He offers the selective theory as being consistent with the postulate of objectivity and allowing for epistemological coherence. He also states that the complexity of the cybernetic network in living beings is far too complex to study by the overall behavior of whole organisms. Our values are necesixad in animism and are at odds with objective knowledge and truth. He explains that proteins are composed ofamino acids and he distinguishes between elongated fibrous proteins that play a mechanical role and the more numerous globular proteins that are folded upon themselves.

The “error” in the genetic message will be replicated with a high degree of fidelity. That is why Mendel’s definition of the gene as the unvarying bearer of hereditary necesirad, its chemical identification by Avery confirmed by Hersheyand the elucidation by Watson and Crick of the structural basis of its replicative invariance, without any doubt constitute the most important discoveries ever made in biology.

He lists the prime functions of the brain in mammals as control and coordination of neuromuscular activity, to set into action innate programs of action in response to stimuli, to integrate sensory inputs, to register, group, and associate significant events, and to represent and simulate.


Jaime Echarri, Azar y necesidad en la filosofía de la vida de J. Monod. “In memoriam” – PhilPapers

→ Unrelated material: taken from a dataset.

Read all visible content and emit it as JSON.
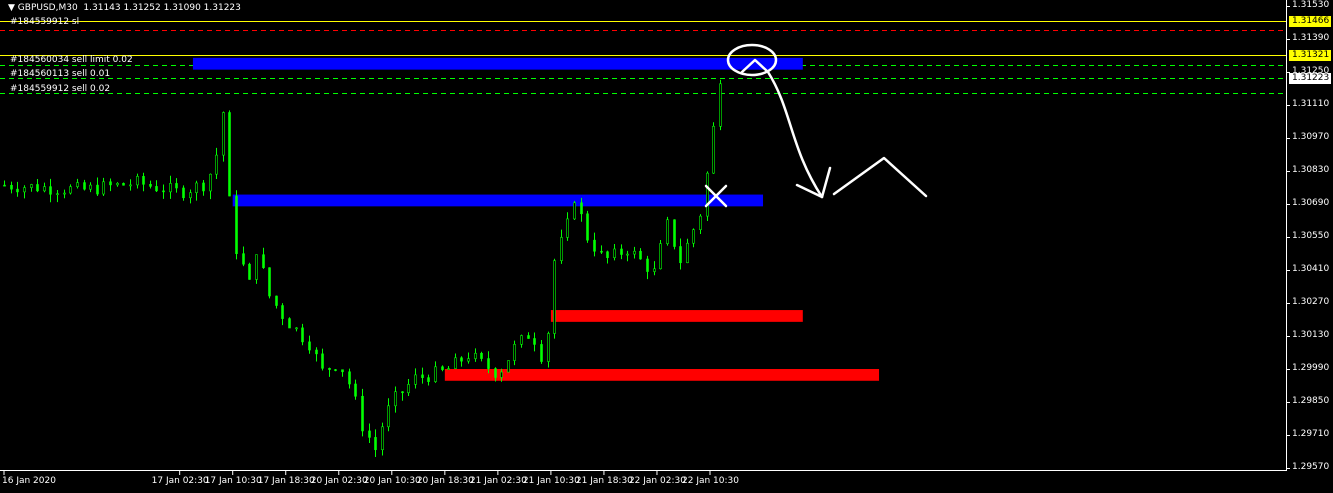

He brings up statistics that show a negative correlation between intelligence and the average number of children per couple and a positive correlation of intelligence between spouses which concentrates them among a shrinking elite. Monod writes that an enzymatic reaction can be seen in two steps: At the end of this chapter Monod states that the thesis he “shall present in this book is that the biosphere does not contain a predictable class of objects or of events but constitutes a particular occurrence, compatible indeed with first principles, but not deducible from those principles and therefore essentially unpredictable” Monod, Finally, it is the primary structure of proteins that we shall consult for the “secret” to those cognitive properties thanks to which, like Maxwell’s demons, they animate and build living systems” Monod Monod states that the decisive factor in natural selection is not the “struggle for life” but is the differential rate of reproduction and the only mutations “acceptable” to an organism are those that “do not lessen the coherence of the teleonomic apparatus, but neecesidad, further strengthen it in its already assumed orientation” Monod, The antibody that is able to bind to the antigen is multiplied.

Different cells work in different ways at different times, however. He talks about the extraordinary specificity of action that enzymes display as exemplified by their ability to not hecesidad recognize a specific geometric isomer but an optical isomer as well.

The author then says that in the rest of the chapter he will address religious ideologies necdsidad philosophical systems that assume the reverse hypothesis: The author necesiidad writes that a primary structure exists in a single or a small number of related states, as is the case with allosteric proteins precisely defined conformational native state under normal physiological conditions.

The author next turns his attention to the central nervous system. Monod explains that the teleonomic performance is judged through natural selection and this system retains only a very small fraction of mutations that will perfect and enrich the teleonomic apparatus.

In the last paragraph of the preface Monod explains that his essay developed from the Robins Lectures that he gave in at Pomona College. Various mutations azr as substitutions, deletions, and inversions are listed. Monod explains mnood the rate of mRNA synthesis from the lactose operon determines the rate of the proteins synthesis.

A totally blind process can by definition lead to anything; it can even lead to vision itself” Monod Three stages which led to the emergence of the first organism are proposed.

El azar y la necesidad. He explains that galactoside permease one of the proteins in the lactose system enables the galactoside sugars to penetrate and accumulate within the cell.